Australia wildfires: Terrified final phone call of woman whose house was engulfed in flames

8 November 2019, 17:33 | Updated: 9 November 2019, 21:17

One of the three people killed in Australia's wildfires was in "absolute panic" as the road to her house became "a tunnel of fire".

Vivian Chaplain's daughter-in-law has told how she spoke to her on the phone as flames engulfed her home.

Chrystal Harwood said: "I was the last one to speak to her. She was in absolute panic. She said, 'We're on fire. There's fire everywhere. I need the boys here now.'

"Before I even got to tell her to just get out, she'd hung up on me. I couldn't get back through to her. I tried so many times."

In an appeal for help on social media, the road to 69-year-old Mrs Chaplain's house was described as "a tunnel of fire".

Mrs Chaplain was found unconscious and with serious burns. She died in hospital.

Two other people have died and more than 30 are injured as wildfires continue to rage across the east coast of Australia.

Several people are missing and more than 150 homes have been destroyed by the blazes, which have killed around 350 koalas in the town of Port Macquarie in New South Wales.

Around 1,500 firefighters have been battling 70 fires across the state, which is most the populous in Australia, with strong winds and erratic behaviour reported to be hampering their efforts.

Thousands of people were forced to flee their homes on Friday when 17 fires were burning at emergency warning levels, the most extreme danger rating, and more than 50 smaller blazes were also burning out of control, officials said.

Many people spent the night in evacuation centres while some slept in cars.

Satellite images showed the smoke had reached as far as New Zealand.

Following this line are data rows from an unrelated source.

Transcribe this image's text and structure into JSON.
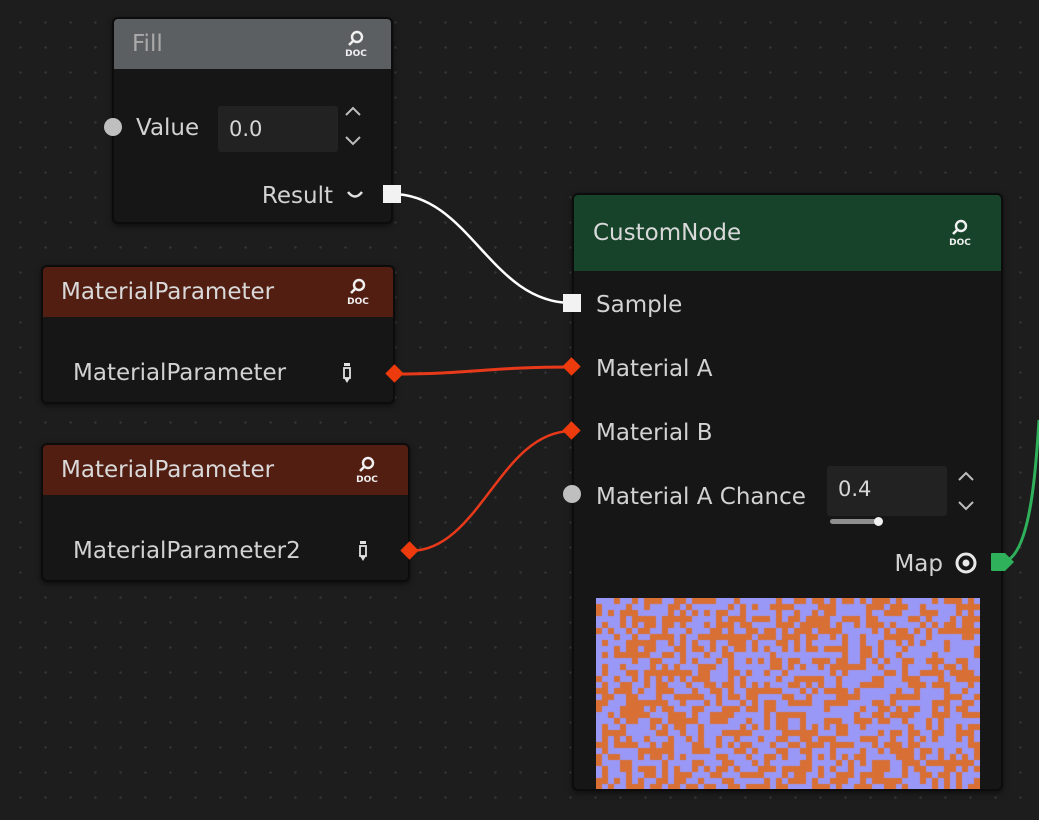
{
  "fill_node": {
    "title": "Fill",
    "value_label": "Value",
    "value": "0.0",
    "result_label": "Result"
  },
  "material_param_1": {
    "title": "MaterialParameter",
    "output_label": "MaterialParameter"
  },
  "material_param_2": {
    "title": "MaterialParameter",
    "output_label": "MaterialParameter2"
  },
  "custom_node": {
    "title": "CustomNode",
    "sample_label": "Sample",
    "material_a_label": "Material A",
    "material_b_label": "Material B",
    "chance_label": "Material A Chance",
    "chance_value": "0.4",
    "chance_fraction": 0.4,
    "map_label": "Map"
  },
  "icons": {
    "doc": "doc-search-icon",
    "pin": "pin-icon",
    "eye": "eye-icon",
    "collapse": "chevron-down-icon",
    "spinner": "spinner-arrows-icon"
  },
  "colors": {
    "fill_header": "#5c5f62",
    "material_header": "#521e12",
    "custom_header": "#16432a",
    "material_wire": "#e8391a",
    "sample_wire": "#ffffff",
    "map_wire": "#2fb05a",
    "preview_a": "#9a98f6",
    "preview_b": "#d86f34"
  }
}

Rural fire service commissioner Shane Fitzsimmons said the most intense fires have been seen in the northeast of New South Wales, where flames have been fanned by strong winds.

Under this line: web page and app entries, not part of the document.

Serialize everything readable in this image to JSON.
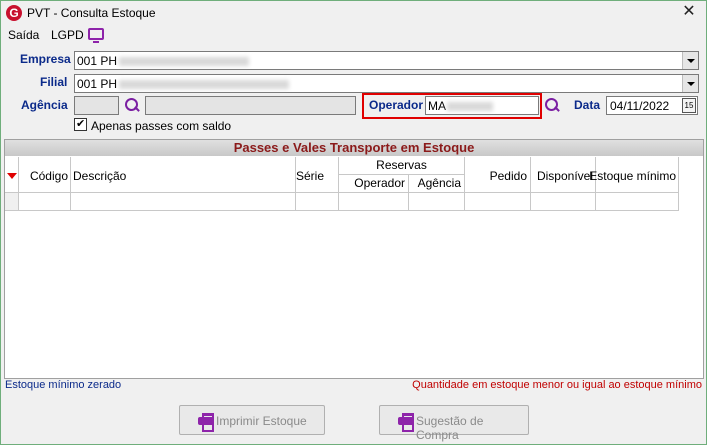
{
  "window": {
    "title": "PVT - Consulta Estoque",
    "close_glyph": "✕",
    "app_icon_letter": "G"
  },
  "menu": {
    "items": [
      "Saída",
      "LGPD"
    ]
  },
  "form": {
    "empresa_label": "Empresa",
    "empresa_value": "001 PH",
    "filial_label": "Filial",
    "filial_value": "001 PH",
    "agencia_label": "Agência",
    "agencia_code": "",
    "agencia_name": "",
    "operador_label": "Operador",
    "operador_value": "MA",
    "data_label": "Data",
    "data_value": "04/11/2022",
    "calendar_glyph": "15",
    "checkbox_label": "Apenas passes com saldo",
    "checkbox_checked": true
  },
  "grid": {
    "title": "Passes e Vales Transporte em Estoque",
    "columns": [
      "Código",
      "Descrição",
      "Série",
      "Reservas",
      "Operador",
      "Agência",
      "Pedido",
      "Disponível",
      "Estoque mínimo"
    ]
  },
  "legend": {
    "left": "Estoque mínimo zerado",
    "right": "Quantidade em estoque menor ou igual ao estoque mínimo",
    "left_color": "#0b2a8a",
    "right_color": "#c00000"
  },
  "buttons": {
    "imprimir": "Imprimir Estoque",
    "sugestao": "Sugestão de Compra"
  }
}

He added that firefighters found a body in a burned car near Glen Innes on Saturday.

Five others are reported missing in the vicinity of the same fire.

More than 30 people, including firefighters, have received medical treatment for burns and one patient had a cardiac arrest.

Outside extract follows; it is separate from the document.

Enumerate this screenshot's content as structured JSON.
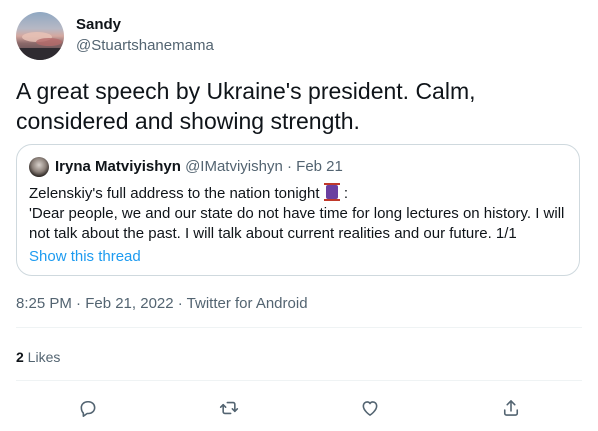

Mr Fitzsimmons said: "We are in uncharted territory... we've never seen this many fires concurrently at emergency warning level.

"It is a very volatile and very dangerous set of circumstances that we are experiencing right across these fire grounds in New South Wales.

"There are really grave concerns that there could be more losses or indeed more fatalities."

Australia's prime minister, Scott Morrison, said: "The devastating and horrific fires that we've seen, particularly in New South Wales, but also in Queensland, have been absolutely chilling."

Only two fires were burning at the highest danger rating by Saturday.

More than half of the 500 to 600 koalas living on a coastal reserve in Port Macquarie were killed in the fires, according to Koala Conversation Australia.

Animal carers at the Port Macquarie Koala Hospital, where injured koalas are being nursed, believe it will take at least 10 days to assess the full damage to the koala population.

The fires have come as part of one of Australia's worst bushfire seasons, with a record number of emergency warnings and firefighters battling dozens of blazes.

Less destructive fires were blazing in other Australian states.

In Queensland, where emergencies had been declared for three fires early on Friday evening, around 6,500 people in several towns including Cooroibah and Tewantin, were told to leave by the state's fire and emergency services.

More than 50 fires in all were burning in the state to the north of New South Wales.

People living in parts of the Sunshine Coast and further inland were told to leave their homes as the danger spread towards suburban Brisbane with a number of homes there under threat on Friday afternoon.

The annual Australian fire season which peaks during the Southern Hemisphere summer has started early after an unusually warm and dry winter.

Mr Fitzsimmons said little reprieve in fire conditions could be expected over the next week or throughout the summer months of December, January and February.

He continued: "The forecast for the balance of the season continues to be driven by above-normal temperatures [and] below-average rainfall to dominate over the coming months."